What might you revisit in times of crisis or uncertainty?
Were we not already in certain crisis? Many of the people who are suffering most are the people who were suffering before: those in situations of abuse, exposure, or deprivation. Lockdown exacerbates their lack of haven. The fellowship which the Heaney Centre so kindly offered me in 2019/2020 overlaps with the spring beginning of my post at the University of York, where the theme of my work, eerily, is ‘Silence, Crisis and Excess’. We had decided on this theme in winter, long before plague times descended. This was in response to the evident disequilibrium between the violent structures of our lives, and the tender needs of our environment. So the reading I’d embarked on is identical to the reading I might want to revisit. Luckily, I had brought relevant books, for what was to be a month’s visit in this year’s third job, as writer in residence at the University of the West Indies (St. Augustine campus). Still, right now I’m unreading; tuning into interiority. And, as ever, into the late Guyanese revolutionary writer Martin Carter, especially the closing stanza of ‘I Am No Soldier’:
O come astronomer of freedom
Come comrade stargazer
Look at the sky I told you I had seen
The glittering seeds that germinate in darkness
And the planet in my hand’s revolving wheel
and the planet in my breast and in my head
and in my dream and in my furious blood.
Let me rise up wherever he may fall
I am no soldier hunting in a jungle
I am this poem like a sacrifice.
Best advice for writers?

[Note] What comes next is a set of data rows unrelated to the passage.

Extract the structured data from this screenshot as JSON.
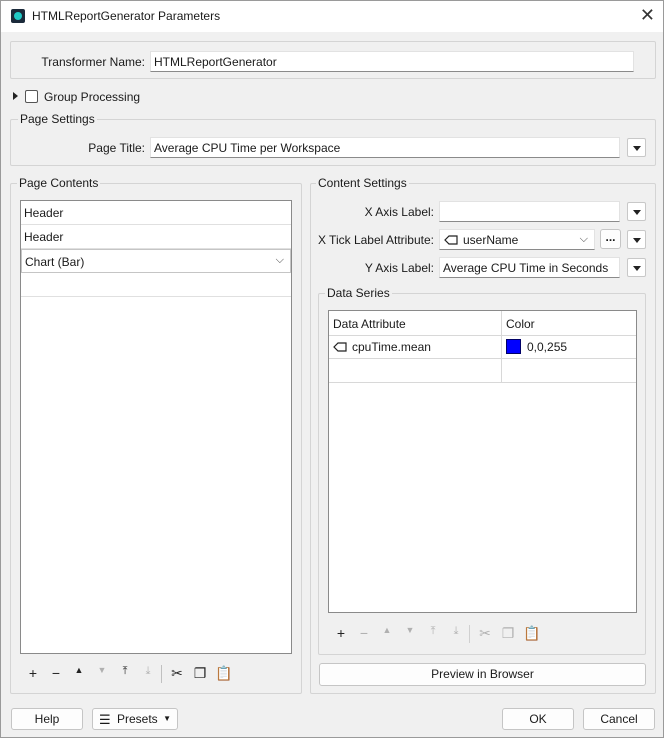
{
  "window": {
    "title": "HTMLReportGenerator Parameters",
    "close_icon": "close-icon"
  },
  "transformer": {
    "label": "Transformer Name:",
    "value": "HTMLReportGenerator"
  },
  "group_processing": {
    "label": "Group Processing",
    "checked": false
  },
  "page_settings": {
    "title": "Page Settings",
    "page_title_label": "Page Title:",
    "page_title_value": "Average CPU Time per Workspace"
  },
  "page_contents": {
    "title": "Page Contents",
    "items": [
      "Header",
      "Header",
      "Chart (Bar)",
      ""
    ]
  },
  "content_settings": {
    "title": "Content Settings",
    "x_axis_label": "X Axis Label:",
    "x_axis_value": "",
    "x_tick_label": "X Tick Label Attribute:",
    "x_tick_value": "userName",
    "ellipsis": "...",
    "y_axis_label": "Y Axis Label:",
    "y_axis_value": "Average CPU Time in Seconds"
  },
  "data_series": {
    "title": "Data Series",
    "columns": [
      "Data Attribute",
      "Color"
    ],
    "rows": [
      {
        "attribute": "cpuTime.mean",
        "color_text": "0,0,255",
        "color_hex": "#0000ff"
      }
    ]
  },
  "buttons": {
    "preview": "Preview in Browser",
    "help": "Help",
    "presets": "Presets",
    "ok": "OK",
    "cancel": "Cancel"
  }
}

Most of my best advice is biscuit-related… I don’t know what others need. People are scrabbling for rules and judging each other: ‘don’t produce’; ‘produce’; ‘go out and help’; ‘stay home and nest’. As if rules and judgmentalism could restore even a smidgen of an illusion of control! Personally I’ve been searching out my own fears in their gross and subtle forms… If possible, keep an eye on the future you want to build and claim. If you can, organize in solidarity with others, and hope. If possible; if you can. Settle in. It is okay for there to be no clear signs. These are early days.
Our brilliant Fellow (2019-20), Forward Prize-winning poet Vahni Capildeo is in conversation with The Poetry Exchange in the latest episode of their podcast. The conversation is full of the flow of life and poetry, moving between the kind of close observation of line you’d expect from Vahni Capildeo, to wonderful musings on childhood, writing and loss.
The Poetry Exchange talks with people from many walks of life about the poem that’s been a friend to them. In this intimate yet wide-ranging conversation, Vahni shares the story of their lifelong connection with ‘Spring and Fall’ by Gerard Manley Hopkins.
“I first read it as a child, in this house that I grew up in in Trinidad. It was reading it in this environment - with the leaves falling and the birds singing - that made the poem come alive…”